Not only that, but there is no forgiveness for referees. If a referee makes a perceived mistake he must be cast alive into a lake of fire burning with brimstone for all eternity (which is how long this game lasted). For the rest of the game we enjoyed witticisms like; “Referee, number 17 was off-sides, but since you can’t even count to 12 . . . "

Referees don’t care who wins, don’t see clipping ninjas and don't call holding on every play, but they do like your kids and enjoy teaching them the rules. They officiate football because they get to work outside with some pretty good friends and participate in a sport they enjoy. Next time you attend a game, please remember that referees are not infallible; however, they do study the rules, are free from bias and have been inoculated against mass hysteria.

Sunday, August 2, 2009

Is there something different about you honey?

My wife, who has spent the last few years growing her hair out, recently decided it was time for a hairstyle change. When a woman is about to make a momentous life-changing decision like this she needs more prayers and support than an ordinary man like me is capable of providing—yet she still expects my advice. Normally I answer either; “sure”, or “absolutely not” to any question regarding her dress or fashion. However, I’ve learned it’s very important to pay attention to the question before responding with a rote answer. For example, a distracted “sure”, in response to; “Will wearing this blouse make me look pregnant?”— earns an undeserved night of chilly stares.

Back to the haircut. Once a woman decides to cut more than 1¾ of an inch off her hair she needs the advice of 12 Internet Sites, Eleven Relief Society Sisters, Ten “Us” Magazines, Nine FedEx Drivers, Eight Postal Carriers, Seven Silly Siblings, Six Gossipy Girls, Five Peeping Toms, Four Grocery Clerks, Three Old Friends, Two Facebook pals, and one very nervous husband. When she has collected their input she analyzes, evaluates, sorts and prioritizes it. She says your advice is as important as input from her Facebook friends and, but unless you’re a trained cosmetologist it’s not true. She gives as much weight to your suggestions as she does to your 83-year-old mother’s--who reminds her that during the depression she used rocks heated by the sun to curl her hair.

Following months of research she finally picks a new hairstyle that fits her face, coloring, age, and lifestyle. Now it’s time for the cosmetologist to turn the dream into reality. This is a good time for family prayer; “bless the cosmetologist that her hands will be able to fabulously style mom’s hair”, is a good starter. If more than seven inches of hair is involved, fasting and prayer together is recommended.

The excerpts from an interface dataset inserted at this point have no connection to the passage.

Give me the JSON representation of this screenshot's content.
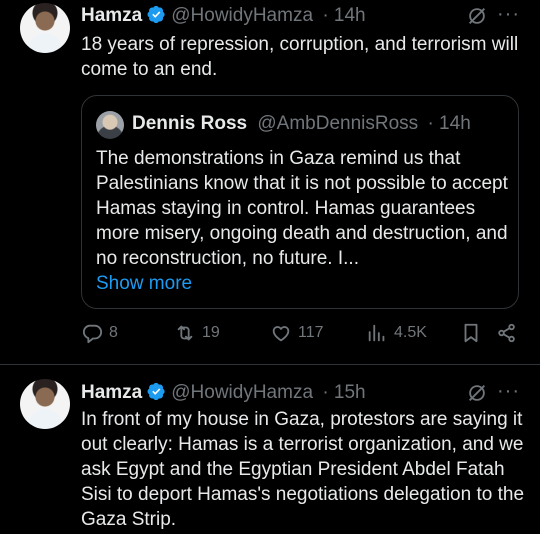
{
  "tweet1": {
    "name": "Hamza",
    "handle": "@HowidyHamza",
    "time": "· 14h",
    "more": "···",
    "text": "18 years of repression, corruption, and terrorism will come to an end.",
    "quote": {
      "name": "Dennis Ross",
      "handle": "@AmbDennisRoss",
      "time": "· 14h",
      "text": "The demonstrations in Gaza remind us that Palestinians know that it is not possible to accept Hamas staying in control. Hamas guarantees more misery, ongoing death and destruction, and no reconstruction, no future. I...",
      "show_more": "Show more"
    },
    "actions": {
      "replies": "8",
      "reposts": "19",
      "likes": "117",
      "views": "4.5K"
    }
  },
  "tweet2": {
    "name": "Hamza",
    "handle": "@HowidyHamza",
    "time": "· 15h",
    "more": "···",
    "text": "In front of my house in Gaza, protestors are saying it out clearly: Hamas is a terrorist organization, and we ask Egypt and the Egyptian President Abdel Fatah Sisi to deport Hamas's negotiations delegation to the Gaza Strip."
  },
  "colors": {
    "background": "#000000",
    "text": "#e7e9ea",
    "muted": "#71767b",
    "accent": "#1d9bf0",
    "border": "#2f3336"
  },
  "icons": [
    "verified-badge-icon",
    "grok-icon",
    "more-icon",
    "reply-icon",
    "repost-icon",
    "like-icon",
    "views-icon",
    "bookmark-icon",
    "share-icon"
  ]
}
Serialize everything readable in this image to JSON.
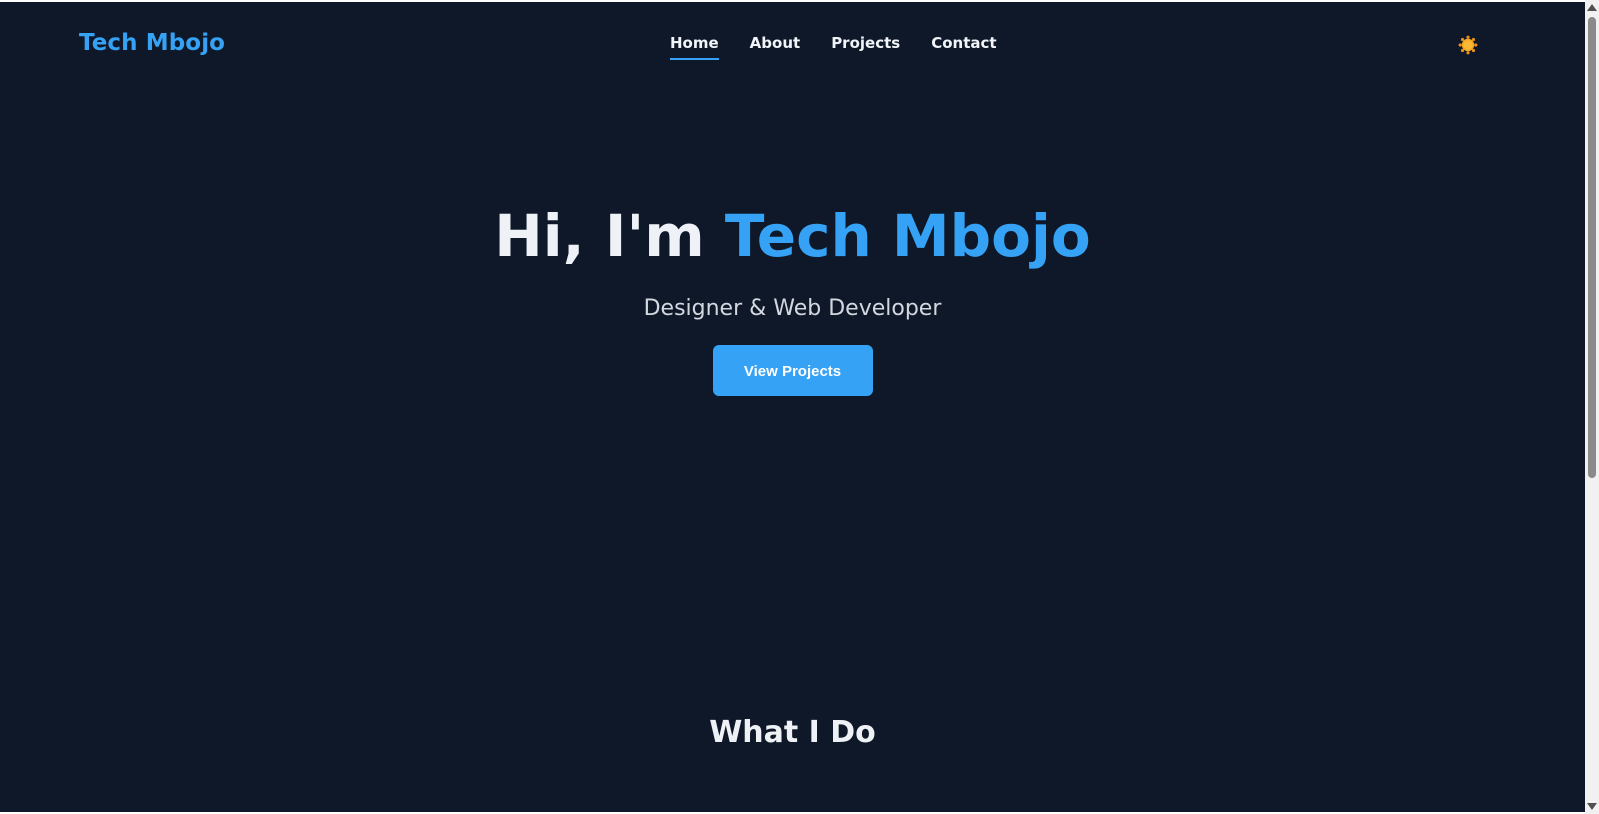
{
  "brand": {
    "name": "Tech Mbojo"
  },
  "nav": {
    "items": [
      {
        "label": "Home",
        "active": true
      },
      {
        "label": "About",
        "active": false
      },
      {
        "label": "Projects",
        "active": false
      },
      {
        "label": "Contact",
        "active": false
      }
    ],
    "theme_toggle_icon": "sun-icon"
  },
  "hero": {
    "greeting": "Hi, I'm",
    "name": "Tech Mbojo",
    "subtitle": "Designer & Web Developer",
    "cta_label": "View Projects"
  },
  "services": {
    "title": "What I Do"
  },
  "colors": {
    "background": "#0f1828",
    "accent": "#35a2f5",
    "text": "#eef1f5",
    "sun": "#f5a623"
  }
}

While your wife is undergoing the operation, you pace nervously, hoping that all is going well and that the cosmetologist is not impaired or planning a hair tribute to Farah Fawcett. In the odd chance you actually have to go go work as the fate of the nation depends upon it, add a reminder to your blackberry telling you to compliment your wife on her fabulous new hair style the moment you walk in the door. Do not forget this; it’s very important for your happiness.

Your wife loves you very much and your approval is very important—no matter what—even if the final result looks like it was cut with a blender and styled by the sunroof (it doesn’t.) Smile and lie if you must, there are no eternal consequences. Besides, eternal condemnation is not as bad as what will happen if you blow this moment. This is also not the time for joking, do not say, for example; “I don’t care what everyone else thinks, I like it” (I actually said this— out loud). Tonight is the first time that I get to move my bed inside the house. It’s really more of a dirty blanket, but at least it gets to come in the house.

OK, I didn’t really have to sleep under an overpass wrapped in a dirty blanket, but I learned an important lesson. Haircuts are serious business and it’s not good for your long-term happiness if you screw up your big opportunity to compliment your wife by making tasteless jokes. Honey, I'm sorry. Here's my 500 word written apology. Now if you’ll excuse me, I’ve got dishes and laundry to do.